Easter 1801 to Easter 1802
Pd  fithe Samson in Distress  0..2..
Pd  fithe Samson in Distress  0..1..0
And again the following year:
Pd  Fithe Samson in Distress  0..3..0

But the family eventually recovered from this time of hardship. At the time of his death, sometime between May 1814 and February 1815, Richard was again a yeoman farmer, this time in Chulmleigh. His will shows that he was able to leave Mary provided for with the proceeds from the sale of his farm animals, together with the money in the house at the time of his death. ‘Cattle of all Description’ is probably used in its older sense to mean livestock in general. He had an estate, apparently rented, which he left to his younger son Richard for the remainder of the lease. He was able to leave £5 to his daughter Faith, now married, though she would only receive this after Mary’s death. He left his clock, evidently a prized possession, to his eldest grandchild Sarah, who was John’s daughter. The remainder of the property was divided equally between his two sons. The fact that the younger son Richard is treated more generously than John may mean that John was already well set up on his own farm in West Worlington, or that Richard had stayed at home to help his father. Both sons are described as yeomen, which meant they were farming on a more substantial scale than a husbandman.

One of the witnesses to Richard’s will was John Turner. He may well have been the brother of Elizabeth Turner of Chulmleigh. In 1826, Richard’s grandson, another Richard Sampson, married Mary Mathews, who was the granddaughter of Elizabeth Turner.

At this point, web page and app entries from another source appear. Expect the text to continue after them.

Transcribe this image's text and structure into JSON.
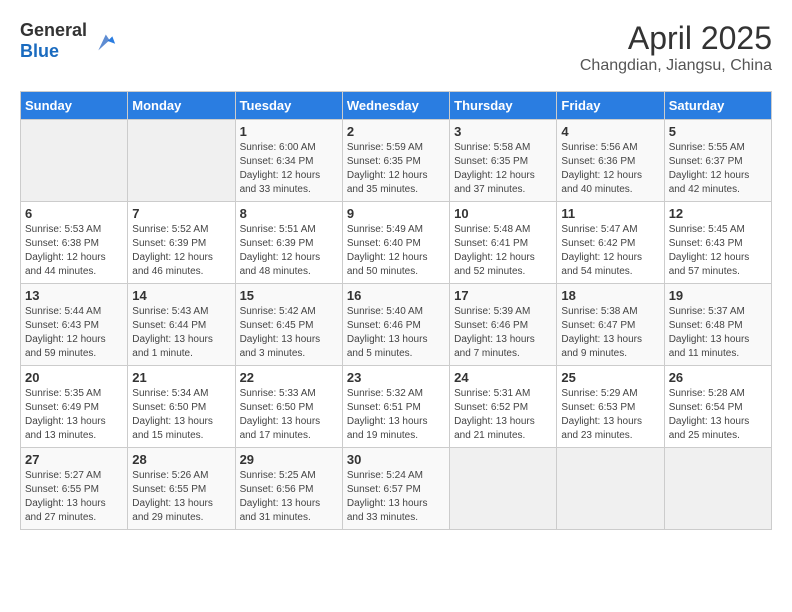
{
  "header": {
    "logo_general": "General",
    "logo_blue": "Blue",
    "month_title": "April 2025",
    "location": "Changdian, Jiangsu, China"
  },
  "weekdays": [
    "Sunday",
    "Monday",
    "Tuesday",
    "Wednesday",
    "Thursday",
    "Friday",
    "Saturday"
  ],
  "weeks": [
    [
      {
        "day": "",
        "sunrise": "",
        "sunset": "",
        "daylight": ""
      },
      {
        "day": "",
        "sunrise": "",
        "sunset": "",
        "daylight": ""
      },
      {
        "day": "1",
        "sunrise": "Sunrise: 6:00 AM",
        "sunset": "Sunset: 6:34 PM",
        "daylight": "Daylight: 12 hours and 33 minutes."
      },
      {
        "day": "2",
        "sunrise": "Sunrise: 5:59 AM",
        "sunset": "Sunset: 6:35 PM",
        "daylight": "Daylight: 12 hours and 35 minutes."
      },
      {
        "day": "3",
        "sunrise": "Sunrise: 5:58 AM",
        "sunset": "Sunset: 6:35 PM",
        "daylight": "Daylight: 12 hours and 37 minutes."
      },
      {
        "day": "4",
        "sunrise": "Sunrise: 5:56 AM",
        "sunset": "Sunset: 6:36 PM",
        "daylight": "Daylight: 12 hours and 40 minutes."
      },
      {
        "day": "5",
        "sunrise": "Sunrise: 5:55 AM",
        "sunset": "Sunset: 6:37 PM",
        "daylight": "Daylight: 12 hours and 42 minutes."
      }
    ],
    [
      {
        "day": "6",
        "sunrise": "Sunrise: 5:53 AM",
        "sunset": "Sunset: 6:38 PM",
        "daylight": "Daylight: 12 hours and 44 minutes."
      },
      {
        "day": "7",
        "sunrise": "Sunrise: 5:52 AM",
        "sunset": "Sunset: 6:39 PM",
        "daylight": "Daylight: 12 hours and 46 minutes."
      },
      {
        "day": "8",
        "sunrise": "Sunrise: 5:51 AM",
        "sunset": "Sunset: 6:39 PM",
        "daylight": "Daylight: 12 hours and 48 minutes."
      },
      {
        "day": "9",
        "sunrise": "Sunrise: 5:49 AM",
        "sunset": "Sunset: 6:40 PM",
        "daylight": "Daylight: 12 hours and 50 minutes."
      },
      {
        "day": "10",
        "sunrise": "Sunrise: 5:48 AM",
        "sunset": "Sunset: 6:41 PM",
        "daylight": "Daylight: 12 hours and 52 minutes."
      },
      {
        "day": "11",
        "sunrise": "Sunrise: 5:47 AM",
        "sunset": "Sunset: 6:42 PM",
        "daylight": "Daylight: 12 hours and 54 minutes."
      },
      {
        "day": "12",
        "sunrise": "Sunrise: 5:45 AM",
        "sunset": "Sunset: 6:43 PM",
        "daylight": "Daylight: 12 hours and 57 minutes."
      }
    ],
    [
      {
        "day": "13",
        "sunrise": "Sunrise: 5:44 AM",
        "sunset": "Sunset: 6:43 PM",
        "daylight": "Daylight: 12 hours and 59 minutes."
      },
      {
        "day": "14",
        "sunrise": "Sunrise: 5:43 AM",
        "sunset": "Sunset: 6:44 PM",
        "daylight": "Daylight: 13 hours and 1 minute."
      },
      {
        "day": "15",
        "sunrise": "Sunrise: 5:42 AM",
        "sunset": "Sunset: 6:45 PM",
        "daylight": "Daylight: 13 hours and 3 minutes."
      },
      {
        "day": "16",
        "sunrise": "Sunrise: 5:40 AM",
        "sunset": "Sunset: 6:46 PM",
        "daylight": "Daylight: 13 hours and 5 minutes."
      },
      {
        "day": "17",
        "sunrise": "Sunrise: 5:39 AM",
        "sunset": "Sunset: 6:46 PM",
        "daylight": "Daylight: 13 hours and 7 minutes."
      },
      {
        "day": "18",
        "sunrise": "Sunrise: 5:38 AM",
        "sunset": "Sunset: 6:47 PM",
        "daylight": "Daylight: 13 hours and 9 minutes."
      },
      {
        "day": "19",
        "sunrise": "Sunrise: 5:37 AM",
        "sunset": "Sunset: 6:48 PM",
        "daylight": "Daylight: 13 hours and 11 minutes."
      }
    ],
    [
      {
        "day": "20",
        "sunrise": "Sunrise: 5:35 AM",
        "sunset": "Sunset: 6:49 PM",
        "daylight": "Daylight: 13 hours and 13 minutes."
      },
      {
        "day": "21",
        "sunrise": "Sunrise: 5:34 AM",
        "sunset": "Sunset: 6:50 PM",
        "daylight": "Daylight: 13 hours and 15 minutes."
      },
      {
        "day": "22",
        "sunrise": "Sunrise: 5:33 AM",
        "sunset": "Sunset: 6:50 PM",
        "daylight": "Daylight: 13 hours and 17 minutes."
      },
      {
        "day": "23",
        "sunrise": "Sunrise: 5:32 AM",
        "sunset": "Sunset: 6:51 PM",
        "daylight": "Daylight: 13 hours and 19 minutes."
      },
      {
        "day": "24",
        "sunrise": "Sunrise: 5:31 AM",
        "sunset": "Sunset: 6:52 PM",
        "daylight": "Daylight: 13 hours and 21 minutes."
      },
      {
        "day": "25",
        "sunrise": "Sunrise: 5:29 AM",
        "sunset": "Sunset: 6:53 PM",
        "daylight": "Daylight: 13 hours and 23 minutes."
      },
      {
        "day": "26",
        "sunrise": "Sunrise: 5:28 AM",
        "sunset": "Sunset: 6:54 PM",
        "daylight": "Daylight: 13 hours and 25 minutes."
      }
    ],
    [
      {
        "day": "27",
        "sunrise": "Sunrise: 5:27 AM",
        "sunset": "Sunset: 6:55 PM",
        "daylight": "Daylight: 13 hours and 27 minutes."
      },
      {
        "day": "28",
        "sunrise": "Sunrise: 5:26 AM",
        "sunset": "Sunset: 6:55 PM",
        "daylight": "Daylight: 13 hours and 29 minutes."
      },
      {
        "day": "29",
        "sunrise": "Sunrise: 5:25 AM",
        "sunset": "Sunset: 6:56 PM",
        "daylight": "Daylight: 13 hours and 31 minutes."
      },
      {
        "day": "30",
        "sunrise": "Sunrise: 5:24 AM",
        "sunset": "Sunset: 6:57 PM",
        "daylight": "Daylight: 13 hours and 33 minutes."
      },
      {
        "day": "",
        "sunrise": "",
        "sunset": "",
        "daylight": ""
      },
      {
        "day": "",
        "sunrise": "",
        "sunset": "",
        "daylight": ""
      },
      {
        "day": "",
        "sunrise": "",
        "sunset": "",
        "daylight": ""
      }
    ]
  ]
}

There is a gap in the Chulmleigh burial records from 1813-16 incl. The record of Richard’s burial would probably have given us the name of his farm. Its loss also makes it difficult to determine the date of his death. His will is dated 21 May 1814, when he was ‘weak in body but of sound mind and memory (blessed be God)’. It was proved on 18 February 1815. He must have died during final year of the Napoleonic wars, which ended with the Battle of Waterloo in June 1815.

Mary lived on another fifteen years. She moved from the farm into town. Hers is probably this burial record:

Burial. Chulmleigh.
1830  Mary Sampson  Town  April 2nd  83

If she was Mary Nichols of Rose Ash, then she was really 79, but it was not uncommon for the ages of old people to be imprecisely known by their surviving family.





Sampson Tree